The Devil: The young man from the Fool, older, sits again at his mirror, this time looking down and clutching his head in despair. Self-hatred is a problem for many minorities, including gay people.

Judgement: The man from the Fool, a little older than he was on the Devil card, sits once more at his mirror. This time, in the only depicition of magic in the Majors, he reaches into the mirror and takes the hand of his reflection. After the struggle of growing up as an outsider in society, self-acceptance is an empowering moment.

-- Lee


Those sound fascinating; not having my deck yet, I can't compare them to the final Fool and Judgment cards.

I ordered my deck through Tarot Garden and have asked that it be one of the ones autographed by Lee :cool:, so he knows better than I when it might arrive!


Well, probably several weeks at least. Tarot Garden has to get them in (sometime in October, I hope), then Jeannette has to mail me the cover cards and I have to mail them back to her, then she can ship the autographed decks.

Waiting makes the heart grow fonder... :)

-- Lee


Hi Lee.

Thanks for shareing your original plans for those cards. I think the ideas are still there- but I love the Judgement as it is now. I think it is still an improvement to the first idea which I like, too.

I like the symbol of the mirror more and more and I wonder why it doesn't show up in other decks more often. It is in both LOTR - decks with Gollum as The Fool at a pond, in the moonlight, thinking about himself and his options.



Did the final deck end up using a figure that recurs from one card to another, as you describe in your original plans for the Fool, the Devil, and Judgment?

As a quick aside, I noticed in the Tarot Garden interview images that the 8 of wands has no human figure in it at all; nor any wands, for that matter. I was wondering if there are many cards like this in the deck.

Telcontar, if this question looks like it might warrant it, perhaps you'd want to begin a new 8 of Wands thread?


Apart from the Aces there are only two cards without people in the deck: the Eight of Wands (Eight flying geese) and the Three of Swords (Three umbrellas in a puddle).

As the 8 of Wands was one of my favourite cards the moment I saw it I'll open a thread on it right away though there has been no reaction to the 5 of coins so far :)
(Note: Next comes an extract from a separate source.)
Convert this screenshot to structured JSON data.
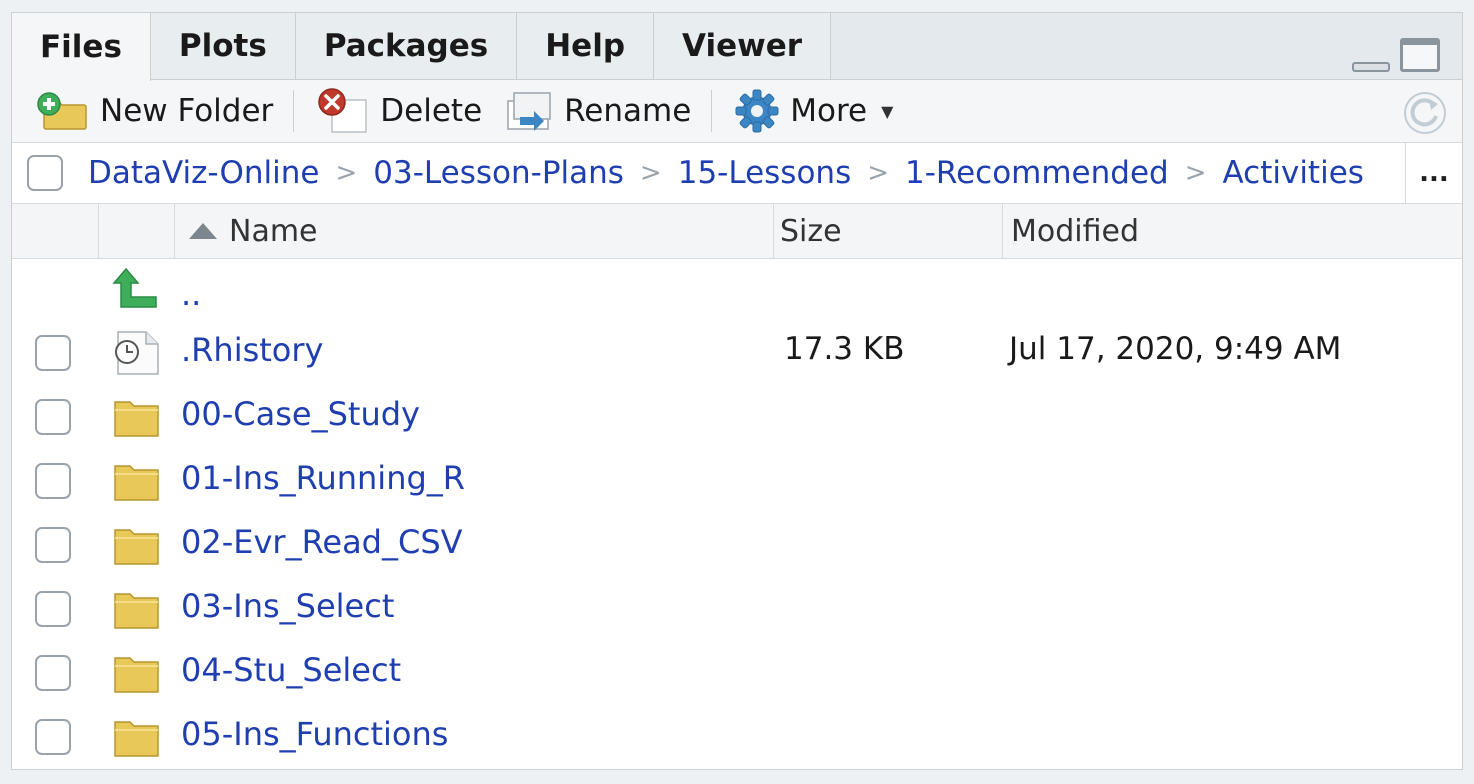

I don't think there are any recurring persons apart from the pattern that the persons from the Majors reappear on every corresponding numbered card. So someone who looks like II The Intuitive is on every suits II. I still haven't made up my mind about it...